### Material for this task

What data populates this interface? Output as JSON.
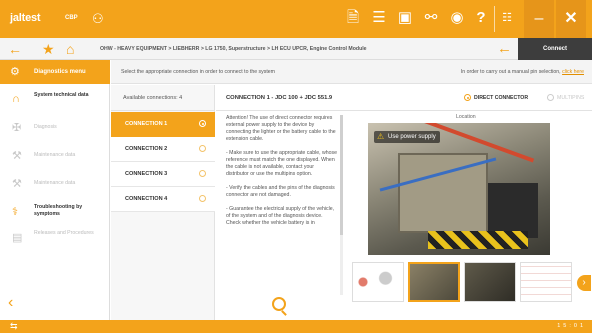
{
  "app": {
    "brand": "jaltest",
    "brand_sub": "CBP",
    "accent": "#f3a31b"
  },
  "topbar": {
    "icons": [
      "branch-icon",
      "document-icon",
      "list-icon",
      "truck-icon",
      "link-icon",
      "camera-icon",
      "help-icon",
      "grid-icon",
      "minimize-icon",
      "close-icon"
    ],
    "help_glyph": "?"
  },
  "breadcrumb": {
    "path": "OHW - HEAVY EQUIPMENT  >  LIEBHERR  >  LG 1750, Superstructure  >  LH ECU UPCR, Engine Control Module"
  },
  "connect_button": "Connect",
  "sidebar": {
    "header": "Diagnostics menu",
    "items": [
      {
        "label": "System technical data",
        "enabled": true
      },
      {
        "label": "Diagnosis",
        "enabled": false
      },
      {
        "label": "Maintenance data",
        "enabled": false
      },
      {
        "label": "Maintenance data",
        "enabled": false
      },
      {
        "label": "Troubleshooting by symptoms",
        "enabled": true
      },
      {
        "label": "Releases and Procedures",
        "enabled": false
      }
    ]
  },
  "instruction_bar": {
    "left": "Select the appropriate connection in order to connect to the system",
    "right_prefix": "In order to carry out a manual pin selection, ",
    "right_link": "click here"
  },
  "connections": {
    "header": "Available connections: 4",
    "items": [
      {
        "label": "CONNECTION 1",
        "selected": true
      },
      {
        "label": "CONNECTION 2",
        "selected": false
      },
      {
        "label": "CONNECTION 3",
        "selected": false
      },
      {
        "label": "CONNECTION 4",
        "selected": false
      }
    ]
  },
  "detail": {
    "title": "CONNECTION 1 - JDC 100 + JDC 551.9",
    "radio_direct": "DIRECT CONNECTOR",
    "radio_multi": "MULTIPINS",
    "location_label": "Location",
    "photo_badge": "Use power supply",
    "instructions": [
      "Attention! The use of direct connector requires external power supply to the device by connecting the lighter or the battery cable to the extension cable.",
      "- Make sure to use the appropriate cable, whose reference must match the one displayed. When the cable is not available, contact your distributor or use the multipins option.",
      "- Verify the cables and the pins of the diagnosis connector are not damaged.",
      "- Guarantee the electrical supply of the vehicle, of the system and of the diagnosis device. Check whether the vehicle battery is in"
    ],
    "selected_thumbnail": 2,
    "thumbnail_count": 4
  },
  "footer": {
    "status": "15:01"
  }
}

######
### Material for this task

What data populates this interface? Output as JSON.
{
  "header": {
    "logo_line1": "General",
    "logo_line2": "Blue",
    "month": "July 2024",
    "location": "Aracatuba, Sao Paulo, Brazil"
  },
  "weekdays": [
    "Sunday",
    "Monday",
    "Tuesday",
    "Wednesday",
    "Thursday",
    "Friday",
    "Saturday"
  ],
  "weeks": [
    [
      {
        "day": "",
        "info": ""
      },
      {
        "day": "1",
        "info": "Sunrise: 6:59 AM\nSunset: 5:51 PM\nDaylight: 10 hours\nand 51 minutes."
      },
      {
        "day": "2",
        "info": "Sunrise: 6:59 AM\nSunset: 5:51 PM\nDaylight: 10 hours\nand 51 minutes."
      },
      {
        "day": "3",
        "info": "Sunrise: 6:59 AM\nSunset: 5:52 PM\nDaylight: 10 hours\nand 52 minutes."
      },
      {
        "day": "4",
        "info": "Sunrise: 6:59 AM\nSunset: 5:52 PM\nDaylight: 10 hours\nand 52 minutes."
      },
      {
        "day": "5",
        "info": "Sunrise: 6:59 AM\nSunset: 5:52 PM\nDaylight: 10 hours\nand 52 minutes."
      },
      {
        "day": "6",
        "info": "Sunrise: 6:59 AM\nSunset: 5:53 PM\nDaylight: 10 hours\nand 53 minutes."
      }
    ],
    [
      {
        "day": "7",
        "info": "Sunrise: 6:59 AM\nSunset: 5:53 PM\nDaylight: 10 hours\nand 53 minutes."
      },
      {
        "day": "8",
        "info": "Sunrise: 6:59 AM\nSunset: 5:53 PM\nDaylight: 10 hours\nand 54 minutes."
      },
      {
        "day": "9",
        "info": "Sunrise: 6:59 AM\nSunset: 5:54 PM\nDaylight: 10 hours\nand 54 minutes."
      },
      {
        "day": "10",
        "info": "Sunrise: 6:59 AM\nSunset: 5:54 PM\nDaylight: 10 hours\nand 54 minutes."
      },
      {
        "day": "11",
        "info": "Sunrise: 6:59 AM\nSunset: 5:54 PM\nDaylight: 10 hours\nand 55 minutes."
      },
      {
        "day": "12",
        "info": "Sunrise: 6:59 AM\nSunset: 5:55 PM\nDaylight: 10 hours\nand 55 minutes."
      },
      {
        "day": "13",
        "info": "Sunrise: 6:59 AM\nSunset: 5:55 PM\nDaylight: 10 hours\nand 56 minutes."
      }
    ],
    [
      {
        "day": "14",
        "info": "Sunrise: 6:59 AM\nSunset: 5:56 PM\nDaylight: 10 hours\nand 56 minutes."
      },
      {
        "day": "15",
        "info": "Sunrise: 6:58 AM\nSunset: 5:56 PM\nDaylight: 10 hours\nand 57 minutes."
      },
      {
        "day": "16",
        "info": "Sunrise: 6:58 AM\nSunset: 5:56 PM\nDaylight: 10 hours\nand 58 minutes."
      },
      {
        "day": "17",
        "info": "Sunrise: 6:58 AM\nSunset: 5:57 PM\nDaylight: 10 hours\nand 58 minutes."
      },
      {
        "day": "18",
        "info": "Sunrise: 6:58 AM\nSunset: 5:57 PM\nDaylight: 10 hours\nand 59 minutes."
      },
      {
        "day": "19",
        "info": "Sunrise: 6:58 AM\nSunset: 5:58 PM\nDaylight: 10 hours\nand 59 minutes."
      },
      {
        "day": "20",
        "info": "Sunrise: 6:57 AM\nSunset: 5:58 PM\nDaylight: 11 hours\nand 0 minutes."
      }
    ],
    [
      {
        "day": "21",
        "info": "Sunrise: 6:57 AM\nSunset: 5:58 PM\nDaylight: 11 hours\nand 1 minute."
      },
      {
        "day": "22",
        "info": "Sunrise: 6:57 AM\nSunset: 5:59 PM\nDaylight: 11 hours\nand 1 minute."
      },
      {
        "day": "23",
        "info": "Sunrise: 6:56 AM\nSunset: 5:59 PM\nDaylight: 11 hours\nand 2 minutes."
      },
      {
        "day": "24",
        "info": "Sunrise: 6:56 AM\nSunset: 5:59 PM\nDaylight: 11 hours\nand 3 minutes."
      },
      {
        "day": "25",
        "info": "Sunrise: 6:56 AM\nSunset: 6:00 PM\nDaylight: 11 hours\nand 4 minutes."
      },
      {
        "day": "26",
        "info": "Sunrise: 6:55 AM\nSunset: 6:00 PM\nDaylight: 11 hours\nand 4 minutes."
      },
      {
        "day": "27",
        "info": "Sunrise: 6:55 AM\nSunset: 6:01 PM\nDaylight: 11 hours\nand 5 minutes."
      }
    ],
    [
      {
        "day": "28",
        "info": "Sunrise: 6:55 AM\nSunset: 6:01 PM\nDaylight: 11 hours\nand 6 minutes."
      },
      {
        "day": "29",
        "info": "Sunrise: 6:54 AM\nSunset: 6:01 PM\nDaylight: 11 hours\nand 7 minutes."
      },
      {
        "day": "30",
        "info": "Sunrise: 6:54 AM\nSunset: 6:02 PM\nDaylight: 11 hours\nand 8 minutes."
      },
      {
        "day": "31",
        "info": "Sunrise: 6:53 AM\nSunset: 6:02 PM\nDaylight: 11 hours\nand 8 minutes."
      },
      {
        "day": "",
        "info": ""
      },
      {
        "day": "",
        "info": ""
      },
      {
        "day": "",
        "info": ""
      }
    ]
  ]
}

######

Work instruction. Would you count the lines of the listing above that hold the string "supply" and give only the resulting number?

Task solution. 3